For our purposes, the emphasis on “mindful attention” to our bodies, and our symptoms can help us live with and live beyond the labels that get attached to us.
Dr. Langer points out that labeling our disease, or a cluster of symptoms helps the medical community find a point of view. It may help us as well. Once we have a diagnosis, then everyone can accept that our illness is “real.” For anyone frustrated by a baffling array of symptoms with no name, that label can come as a great relief.
However the labeling can also imprison us in expectations and generalities. Once we have the label, any symptom or bodily experience that doesn’t “fit” can be ignored. Also, it can become easier to ignore when we feel well or symptom free. We can become the illness, and lose perspective on the minutes or hours that we feel strong, or pain free or healthy.
Dr. Langer writes, “..once a diagnosis has been made, it’s inevitable that the nature of the illness will transform into its idealized form as described by medicine, which catches and tames the disease through language. A disease’s mere label has the ability to foster an illusion of control wherein immediately the expert begins to consider the disease fixed and inert.” (p. 133).
Dr. Langer’s advice is to pay careful attention to what is, many times a day. She advises us to privilege actual experience over general labels. The tendency can be to gloss over the specifics in favor of generalities. “I have RA.” Or “I don’t feel well.” Or “I’m in pain.” Where is the pain? How much is it? What part of your body isn’t in pain? Can you pay attention to that area for a bit and focus on what is pain free? Can you locate exactly in your body where you are not feeling well, and where you feel fine? Even with an unremitting ache in your knee or hand, there are areas that are ok. Listen to them for a few minutes.

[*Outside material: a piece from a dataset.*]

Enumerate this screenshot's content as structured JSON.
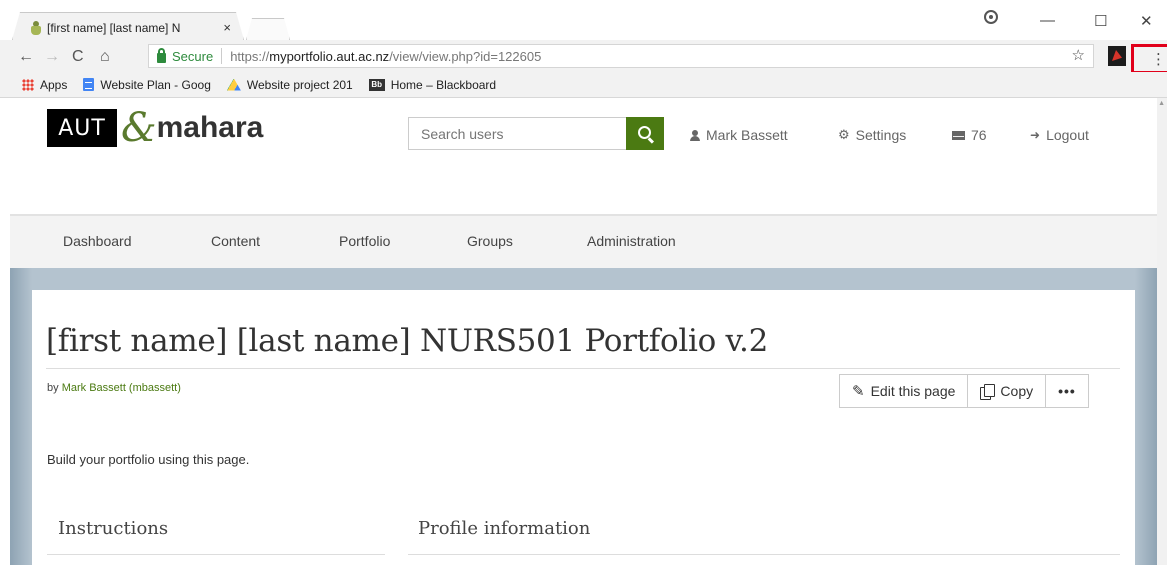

This minute inspection of your body will attune you to your own rhythms and expertise. You will experience the fluidity of your symptoms and the coming and going of your feelings. You can be the expert on your body, and in fact, you must be. There is no one else who can tell you what works to soften your pain, and what brings your body ease and joy. You learn this by slowing down and paying mindful attention.
The payoff is you begin to trust yourself. You know what works for you and what doesn’t. You become more in charge and therefore more free.

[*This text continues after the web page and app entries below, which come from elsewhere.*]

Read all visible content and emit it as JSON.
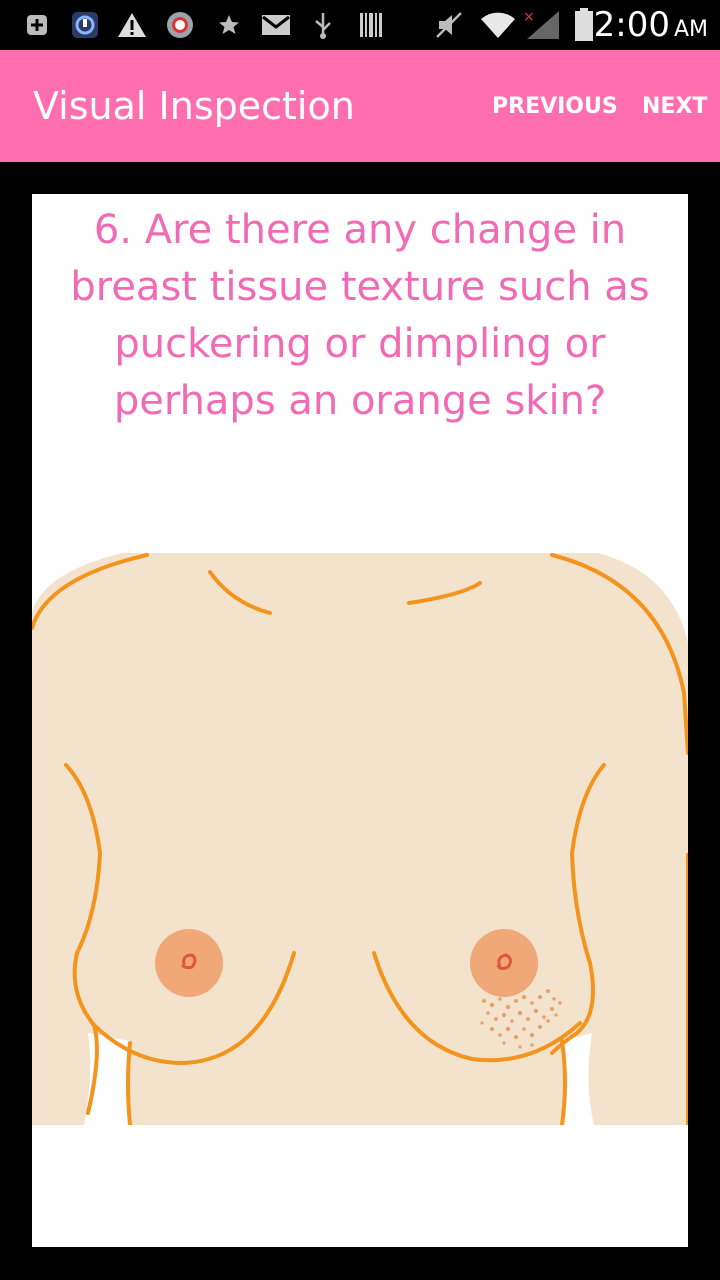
{
  "status_bar": {
    "icons": [
      "plus-box-icon",
      "app-badge-icon",
      "warning-icon",
      "sync-face-icon",
      "star-icon",
      "gmail-icon",
      "usb-icon",
      "barcode-icon",
      "mute-icon",
      "wifi-icon",
      "signal-icon",
      "battery-icon"
    ],
    "time": "2:00",
    "ampm": "AM"
  },
  "app_bar": {
    "title": "Visual Inspection",
    "previous_label": "PREVIOUS",
    "next_label": "NEXT",
    "color": "#ff6fb0"
  },
  "question": {
    "text": "6. Are there any change in breast tissue texture such as puckering or dimpling or perhaps an orange skin?",
    "color": "#f06bb4"
  },
  "illustration": {
    "skin_color": "#f3e2cc",
    "outline_color": "#f3941e",
    "areola_color": "#f0a878"
  }
}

“By attending to variability and coming to know our bodies, we are in a better position to have useful information regarding our health…..If we’re our own expert, we might consider using several consultants…When we understand the limits of medical data, we can accept that receiving the same view from multiple people does not necessarily mean they are correct. It may only mean they were trained similarly. .. To help us make decisions, we take a more active role not only in considering the information we receive but also in bringing information to the discussion.” (p. 148).

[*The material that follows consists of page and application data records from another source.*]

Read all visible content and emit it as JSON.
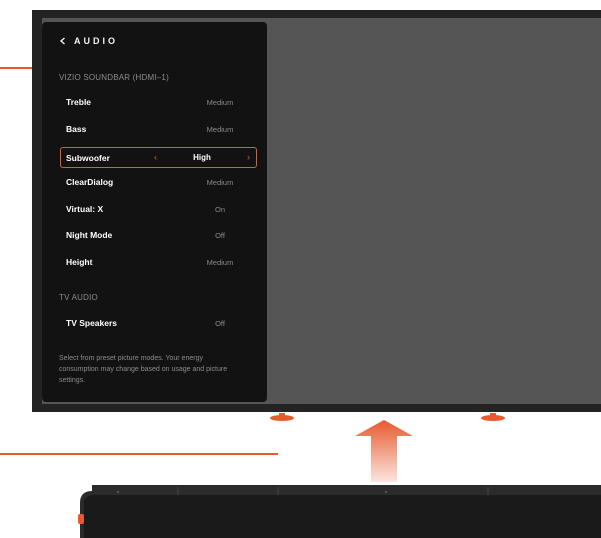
{
  "menu": {
    "title": "AUDIO",
    "back_icon": "chevron-left-icon",
    "sections": [
      {
        "label": "VIZIO SOUNDBAR (HDMI–1)",
        "rows": [
          {
            "label": "Treble",
            "value": "Medium"
          },
          {
            "label": "Bass",
            "value": "Medium"
          },
          {
            "label": "Subwoofer",
            "value": "High",
            "selected": true
          },
          {
            "label": "ClearDialog",
            "value": "Medium"
          },
          {
            "label": "Virtual: X",
            "value": "On"
          },
          {
            "label": "Night Mode",
            "value": "Off"
          },
          {
            "label": "Height",
            "value": "Medium"
          }
        ]
      },
      {
        "label": "TV AUDIO",
        "rows": [
          {
            "label": "TV Speakers",
            "value": "Off"
          }
        ]
      }
    ],
    "footnote": "Select from preset picture modes. Your energy consumption may change based on usage and picture settings."
  },
  "colors": {
    "accent": "#e8592e",
    "panel_bg": "#121212",
    "screen_bg": "#555555",
    "tv_frame": "#232323"
  }
}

Begin in this small way.
Get into a relaxed position. Lying down is probably best. Beginning with your feet, do a scan from the soles of your feet, including your toes, to your ankles and on up your legs. Notice each leg. Feel the space between them. Is there a difference in how each leg feels? What do you notice about how you are registering each of your limbs?
Continue in the same slow and curious fashion up across your stomach and hips, and also pay attention to your buttocks and back. Continue moving your attention carefully up your body, bit by bit, noticing any differences, where you feel easy, or tense, or holding energy in, or simply relaxed. Begin to see the patterns of how your body occupies space.
This is a practice you can return to every day, noting what changes, and what remains the same. You can vary it by imagining your organs and bones and blood vessels moving through your body. Over time you will cultivate a genuine knowledge of how your body is functioning, and also a better sense of what supports you regardless of a diagnosis or label.
In this way you become your best advocate.